Mondaq’s Rights and Obligations

Unless otherwise expressly set out to the contrary, nothing in these Terms shall serve to transfer from Mondaq to you, any Intellectual Property Rights owned by and/or licensed to Mondaq and all rights, title and interest in and to such Intellectual Property Rights will remain exclusively with Mondaq and/or its licensors.

Mondaq shall use its reasonable endeavours to make the Website and Services available to you at all times, but we cannot guarantee an uninterrupted and fault free service.

Mondaq reserves the right to make changes to the services and/or the Website or part thereof, from time to time, and we may add, remove, modify and/or vary any elements of features and functionalities of the Website or the services.

Mondaq also reserves the right from time to time to monitor your Use of the Website and/or services.

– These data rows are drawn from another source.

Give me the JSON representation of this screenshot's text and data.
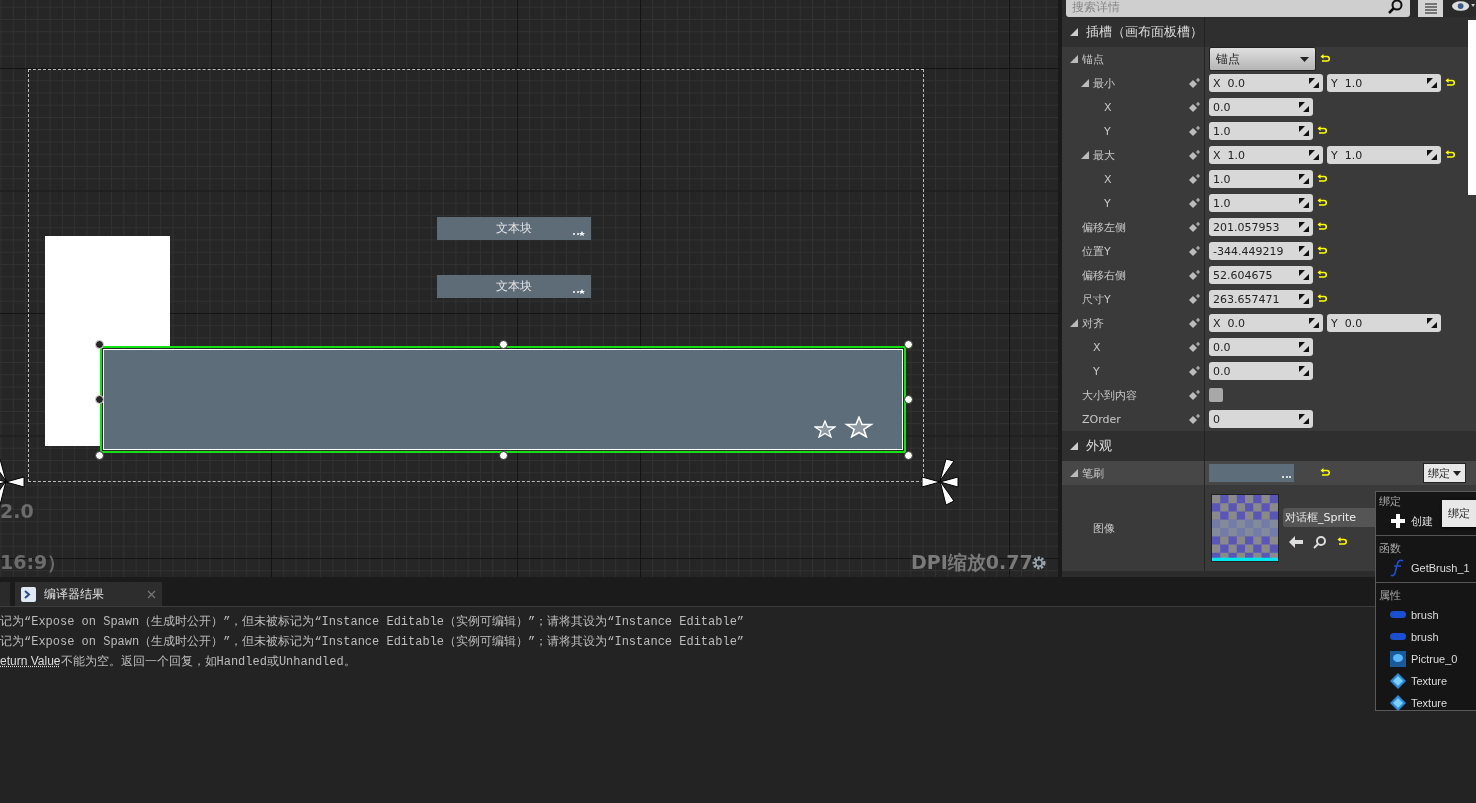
{
  "canvas": {
    "zoom_label": "2.0",
    "aspect_label": "16:9）",
    "dpi_label": "DPI缩放0.77",
    "text_blocks": [
      {
        "text": "文本块"
      },
      {
        "text": "文本块"
      }
    ],
    "image_widget": {
      "selected": true
    }
  },
  "details": {
    "search": {
      "placeholder": "搜索详情"
    },
    "sections": [
      {
        "title": "插槽（画布面板槽）",
        "expanded": true,
        "rows": [
          {
            "label": "锚点",
            "kind": "dropdown",
            "value": "锚点",
            "expanded": true,
            "bindable": false,
            "reset": true,
            "children": [
              {
                "label": "最小",
                "kind": "vector",
                "values": [
                  {
                    "axis": "X",
                    "value": "0.0"
                  },
                  {
                    "axis": "Y",
                    "value": "1.0"
                  }
                ],
                "expanded": true,
                "bindable": true,
                "reset": true,
                "children": [
                  {
                    "label": "X",
                    "kind": "number",
                    "value": "0.0",
                    "bindable": true,
                    "reset": false
                  },
                  {
                    "label": "Y",
                    "kind": "number",
                    "value": "1.0",
                    "bindable": true,
                    "reset": true
                  }
                ]
              },
              {
                "label": "最大",
                "kind": "vector",
                "values": [
                  {
                    "axis": "X",
                    "value": "1.0"
                  },
                  {
                    "axis": "Y",
                    "value": "1.0"
                  }
                ],
                "expanded": true,
                "bindable": true,
                "reset": true,
                "children": [
                  {
                    "label": "X",
                    "kind": "number",
                    "value": "1.0",
                    "bindable": true,
                    "reset": true
                  },
                  {
                    "label": "Y",
                    "kind": "number",
                    "value": "1.0",
                    "bindable": true,
                    "reset": true
                  }
                ]
              }
            ]
          },
          {
            "label": "偏移左侧",
            "kind": "number",
            "value": "201.057953",
            "bindable": true,
            "reset": true
          },
          {
            "label": "位置Y",
            "kind": "number",
            "value": "-344.449219",
            "bindable": true,
            "reset": true
          },
          {
            "label": "偏移右侧",
            "kind": "number",
            "value": "52.604675",
            "bindable": true,
            "reset": true
          },
          {
            "label": "尺寸Y",
            "kind": "number",
            "value": "263.657471",
            "bindable": true,
            "reset": true
          },
          {
            "label": "对齐",
            "kind": "vector",
            "values": [
              {
                "axis": "X",
                "value": "0.0"
              },
              {
                "axis": "Y",
                "value": "0.0"
              }
            ],
            "expanded": true,
            "bindable": true,
            "reset": false,
            "children": [
              {
                "label": "X",
                "kind": "number",
                "value": "0.0",
                "bindable": true,
                "reset": false
              },
              {
                "label": "Y",
                "kind": "number",
                "value": "0.0",
                "bindable": true,
                "reset": false
              }
            ]
          },
          {
            "label": "大小到内容",
            "kind": "checkbox",
            "checked": false,
            "bindable": true,
            "reset": false
          },
          {
            "label": "ZOrder",
            "kind": "number",
            "value": "0",
            "bindable": true,
            "reset": false
          }
        ]
      },
      {
        "title": "外观",
        "expanded": true,
        "rows": [
          {
            "label": "笔刷",
            "kind": "brush",
            "expanded": true,
            "bind_button": "绑定",
            "reset": true,
            "children": [
              {
                "label": "图像",
                "kind": "image",
                "asset": "对话框_Sprite",
                "reset": true
              }
            ]
          }
        ]
      }
    ]
  },
  "binding_menu": {
    "groups": [
      {
        "title": "绑定",
        "items": [
          {
            "kind": "create",
            "label": "创建"
          }
        ]
      },
      {
        "title": "函数",
        "items": [
          {
            "kind": "function",
            "label": "GetBrush_1"
          }
        ]
      },
      {
        "title": "属性",
        "items": [
          {
            "kind": "brush",
            "label": "brush"
          },
          {
            "kind": "brush",
            "label": "brush"
          },
          {
            "kind": "image",
            "label": "Pictrue_0"
          },
          {
            "kind": "texture",
            "label": "Texture"
          },
          {
            "kind": "texture",
            "label": "Texture"
          }
        ]
      }
    ],
    "tooltip": "绑定"
  },
  "output": {
    "tabs": [
      {
        "label": "编译器结果",
        "selected": true
      }
    ],
    "lines": [
      {
        "text": "记为“Expose on Spawn（生成时公开）”，但未被标记为“Instance Editable（实例可编辑）”；请将其设为“Instance Editable”"
      },
      {
        "text": "记为“Expose on Spawn（生成时公开）”，但未被标记为“Instance Editable（实例可编辑）”；请将其设为“Instance Editable”"
      },
      {
        "link": "eturn Value",
        "text": "不能为空。返回一个回复，如Handled或Unhandled。"
      }
    ]
  }
}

The Content is general information only. It is not intended to constitute legal advice or seek to be the complete and comprehensive statement of the law, nor is it intended to address your specific requirements or provide advice on which reliance should be placed. Mondaq and/or its Contributors and other suppliers make no representations about the suitability of the information contained in the Content for any purpose. All Content provided "as is" without warranty of any kind. Mondaq and/or its Contributors and other suppliers hereby exclude and disclaim all representations, warranties or guarantees with regard to the Content, including all implied warranties and conditions of merchantability, fitness for a particular purpose, title and non-infringement. To the maximum extent permitted by law, Mondaq expressly excludes all representations, warranties, obligations, and liabilities arising out of or in connection with all Content. In no event shall Mondaq and/or its respective suppliers be liable for any special, indirect or consequential damages or any damages whatsoever resulting from loss of use, data or profits, whether in an action of contract, negligence or other tortious action, arising out of or in connection with the use of the Content or performance of Mondaq’s Services.

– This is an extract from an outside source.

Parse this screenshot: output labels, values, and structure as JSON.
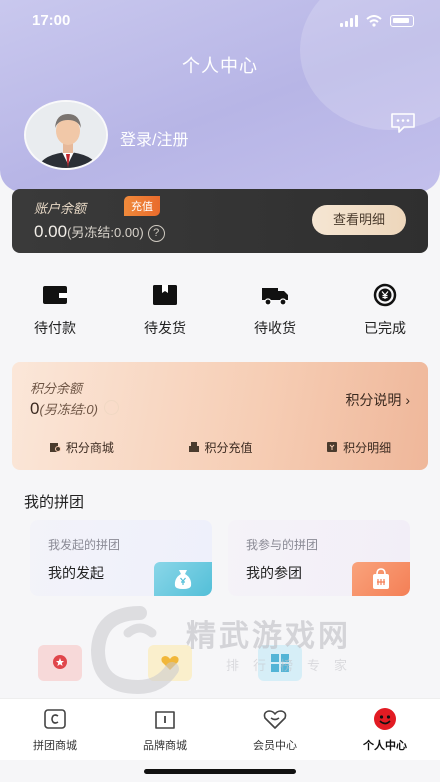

Mondaq may alter or amend these Terms by amending them on the Website. By continuing to Use the Services and/or the Website after such amendment, you will be deemed to have accepted any amendment to these Terms.

These Terms shall be governed by and construed in accordance with the laws of England and Wales and you irrevocably submit to the exclusive jurisdiction of the courts of England and Wales to settle any dispute which may arise out of or in connection with these Terms. If you live outside the United Kingdom, English law shall apply only to the extent that English law shall not deprive you of any legal protection accorded in accordance with the law of the place where you are habitually resident ("Local Law"). In the event English law deprives you of any legal protection which is accorded to you under Local Law, then these terms shall be governed by Local Law and any dispute or claim arising out of or in connection with these Terms shall be subject to the non-exclusive jurisdiction of the courts where you are habitually resident.

You may print and keep a copy of these Terms, which form the entire agreement between you and Mondaq and supersede any other communications or advertising in respect of the Service and/or the Website.

No delay in exercising or non-exercise by you and/or Mondaq of any of its rights under or in connection with these Terms shall operate as a waiver or release of each of your or Mondaq’s right. Rather, any such waiver or release must be specifically granted in writing signed by the party granting it.

If any part of these Terms is held unenforceable, that part shall be enforced to the maximum extent permissible so as to give effect to the intent of the parties, and the Terms shall continue in full force and effect.

Mondaq shall not incur any liability to you on account of any loss or damage resulting from any delay or failure to perform all or any part of these Terms if such delay or failure is caused, in whole or in part, by events, occurrences, or causes beyond the control of Mondaq. Such events, occurrences or causes will include, without limitation, acts of God, strikes, lockouts, server and network failure, riots, acts of war, earthquakes, fire and explosions.

By clicking Register you state you have read and agree to our Terms and Conditions